Your objective: Match on the string "this" in the entries below and return every matching line.

Extracted material:

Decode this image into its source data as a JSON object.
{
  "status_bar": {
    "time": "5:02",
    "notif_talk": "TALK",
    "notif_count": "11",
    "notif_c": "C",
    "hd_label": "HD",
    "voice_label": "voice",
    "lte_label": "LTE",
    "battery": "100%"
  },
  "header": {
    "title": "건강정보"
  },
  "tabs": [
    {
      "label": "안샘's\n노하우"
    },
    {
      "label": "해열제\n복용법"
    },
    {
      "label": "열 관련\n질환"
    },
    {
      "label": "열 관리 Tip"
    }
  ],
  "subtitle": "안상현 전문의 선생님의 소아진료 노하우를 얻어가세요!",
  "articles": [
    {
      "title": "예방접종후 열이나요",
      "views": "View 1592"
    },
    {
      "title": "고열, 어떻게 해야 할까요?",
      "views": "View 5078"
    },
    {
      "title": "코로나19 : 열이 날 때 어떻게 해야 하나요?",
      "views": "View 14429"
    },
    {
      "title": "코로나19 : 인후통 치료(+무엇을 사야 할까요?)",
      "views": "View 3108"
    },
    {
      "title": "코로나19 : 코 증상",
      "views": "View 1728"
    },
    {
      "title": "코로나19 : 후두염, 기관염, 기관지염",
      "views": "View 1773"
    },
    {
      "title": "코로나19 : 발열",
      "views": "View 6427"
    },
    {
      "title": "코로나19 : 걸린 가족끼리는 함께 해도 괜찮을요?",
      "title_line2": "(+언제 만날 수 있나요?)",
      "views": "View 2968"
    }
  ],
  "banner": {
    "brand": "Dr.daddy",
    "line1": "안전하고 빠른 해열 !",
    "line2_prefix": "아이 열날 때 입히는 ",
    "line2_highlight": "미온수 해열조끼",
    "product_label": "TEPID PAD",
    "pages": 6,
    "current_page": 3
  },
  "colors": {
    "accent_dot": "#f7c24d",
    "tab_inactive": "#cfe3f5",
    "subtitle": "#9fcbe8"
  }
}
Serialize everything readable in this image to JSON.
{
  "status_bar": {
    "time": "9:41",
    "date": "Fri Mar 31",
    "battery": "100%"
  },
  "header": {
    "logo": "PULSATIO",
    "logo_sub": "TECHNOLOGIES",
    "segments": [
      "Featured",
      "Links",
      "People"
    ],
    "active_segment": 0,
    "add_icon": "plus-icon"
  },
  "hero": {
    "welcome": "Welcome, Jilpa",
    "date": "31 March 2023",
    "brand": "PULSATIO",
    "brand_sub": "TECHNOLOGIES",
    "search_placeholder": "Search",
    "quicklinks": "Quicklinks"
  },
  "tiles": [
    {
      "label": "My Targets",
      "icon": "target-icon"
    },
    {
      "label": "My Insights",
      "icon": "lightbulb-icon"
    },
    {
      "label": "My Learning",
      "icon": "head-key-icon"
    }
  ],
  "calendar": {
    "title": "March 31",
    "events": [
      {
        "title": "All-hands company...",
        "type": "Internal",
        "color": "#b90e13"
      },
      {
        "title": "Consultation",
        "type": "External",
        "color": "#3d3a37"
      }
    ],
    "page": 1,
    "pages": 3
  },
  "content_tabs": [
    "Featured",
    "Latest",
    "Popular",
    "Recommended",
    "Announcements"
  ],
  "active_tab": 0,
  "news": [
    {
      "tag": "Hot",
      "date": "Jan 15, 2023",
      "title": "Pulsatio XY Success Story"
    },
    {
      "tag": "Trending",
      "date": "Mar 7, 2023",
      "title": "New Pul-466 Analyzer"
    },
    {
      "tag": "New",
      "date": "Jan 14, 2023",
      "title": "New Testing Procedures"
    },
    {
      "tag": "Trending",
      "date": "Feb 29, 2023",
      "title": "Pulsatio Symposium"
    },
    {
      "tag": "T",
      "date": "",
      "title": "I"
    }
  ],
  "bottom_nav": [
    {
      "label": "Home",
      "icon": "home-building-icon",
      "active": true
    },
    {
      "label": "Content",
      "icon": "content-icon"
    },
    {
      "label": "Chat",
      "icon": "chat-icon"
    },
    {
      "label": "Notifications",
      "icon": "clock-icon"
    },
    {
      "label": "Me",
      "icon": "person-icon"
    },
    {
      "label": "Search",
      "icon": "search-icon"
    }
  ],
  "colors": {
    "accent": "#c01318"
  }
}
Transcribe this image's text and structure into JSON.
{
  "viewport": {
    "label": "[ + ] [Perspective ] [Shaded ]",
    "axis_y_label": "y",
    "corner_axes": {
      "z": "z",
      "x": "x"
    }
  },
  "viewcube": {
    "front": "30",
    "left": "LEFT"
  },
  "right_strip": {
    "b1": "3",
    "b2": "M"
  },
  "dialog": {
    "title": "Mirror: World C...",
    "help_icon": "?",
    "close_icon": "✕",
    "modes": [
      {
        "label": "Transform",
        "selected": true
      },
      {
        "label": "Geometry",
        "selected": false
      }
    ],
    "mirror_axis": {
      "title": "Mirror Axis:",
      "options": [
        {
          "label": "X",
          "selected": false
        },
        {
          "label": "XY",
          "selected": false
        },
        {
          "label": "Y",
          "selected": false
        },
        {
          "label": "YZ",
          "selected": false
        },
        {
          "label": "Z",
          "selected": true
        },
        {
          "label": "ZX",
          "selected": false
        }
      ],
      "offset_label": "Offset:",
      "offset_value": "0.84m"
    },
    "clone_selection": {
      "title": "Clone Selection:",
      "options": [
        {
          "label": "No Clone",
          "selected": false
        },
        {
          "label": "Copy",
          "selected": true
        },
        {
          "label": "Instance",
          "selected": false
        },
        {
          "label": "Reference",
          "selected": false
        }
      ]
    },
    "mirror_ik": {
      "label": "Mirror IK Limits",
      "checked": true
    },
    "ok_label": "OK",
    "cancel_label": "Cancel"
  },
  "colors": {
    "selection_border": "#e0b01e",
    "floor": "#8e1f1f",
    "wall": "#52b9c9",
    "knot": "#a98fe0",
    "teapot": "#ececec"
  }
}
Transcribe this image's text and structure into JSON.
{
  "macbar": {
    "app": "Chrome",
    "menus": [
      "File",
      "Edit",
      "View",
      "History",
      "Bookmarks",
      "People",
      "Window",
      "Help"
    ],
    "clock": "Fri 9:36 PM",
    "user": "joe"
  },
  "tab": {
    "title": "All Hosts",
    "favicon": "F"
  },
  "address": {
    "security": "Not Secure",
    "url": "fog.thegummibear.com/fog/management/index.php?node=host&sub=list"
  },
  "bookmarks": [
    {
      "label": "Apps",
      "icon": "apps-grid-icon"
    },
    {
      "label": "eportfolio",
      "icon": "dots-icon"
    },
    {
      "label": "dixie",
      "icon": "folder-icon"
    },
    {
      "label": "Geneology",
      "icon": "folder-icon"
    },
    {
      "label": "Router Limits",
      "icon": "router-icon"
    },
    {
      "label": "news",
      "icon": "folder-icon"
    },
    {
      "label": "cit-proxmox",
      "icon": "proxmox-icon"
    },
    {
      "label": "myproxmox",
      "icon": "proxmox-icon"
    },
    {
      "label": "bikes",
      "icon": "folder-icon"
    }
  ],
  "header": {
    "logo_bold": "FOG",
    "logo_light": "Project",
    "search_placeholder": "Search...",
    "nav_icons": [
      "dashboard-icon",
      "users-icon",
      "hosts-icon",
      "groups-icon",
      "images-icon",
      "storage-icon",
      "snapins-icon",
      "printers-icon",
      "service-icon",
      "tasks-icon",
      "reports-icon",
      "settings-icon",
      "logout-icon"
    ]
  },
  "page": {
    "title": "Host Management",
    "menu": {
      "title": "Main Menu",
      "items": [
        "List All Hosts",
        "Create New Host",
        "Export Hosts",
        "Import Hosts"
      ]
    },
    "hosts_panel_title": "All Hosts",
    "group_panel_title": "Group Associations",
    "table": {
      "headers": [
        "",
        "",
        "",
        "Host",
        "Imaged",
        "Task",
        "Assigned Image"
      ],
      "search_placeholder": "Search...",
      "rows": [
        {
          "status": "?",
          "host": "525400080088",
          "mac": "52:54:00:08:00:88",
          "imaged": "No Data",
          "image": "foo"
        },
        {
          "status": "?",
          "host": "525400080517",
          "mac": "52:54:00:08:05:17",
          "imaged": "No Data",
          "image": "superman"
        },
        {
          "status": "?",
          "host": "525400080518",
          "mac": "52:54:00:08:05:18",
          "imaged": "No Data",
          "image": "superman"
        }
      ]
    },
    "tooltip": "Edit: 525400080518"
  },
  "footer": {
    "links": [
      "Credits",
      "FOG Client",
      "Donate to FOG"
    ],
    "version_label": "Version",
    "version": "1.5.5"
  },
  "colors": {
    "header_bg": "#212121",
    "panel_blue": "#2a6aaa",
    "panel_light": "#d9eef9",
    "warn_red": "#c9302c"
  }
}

Exercise answer:
Decode this image into its source data as a JSON object.
Serialize everything readable in this image to JSON.
Transcribe this image's text and structure into JSON.
Transcribe this image's text and structure into JSON.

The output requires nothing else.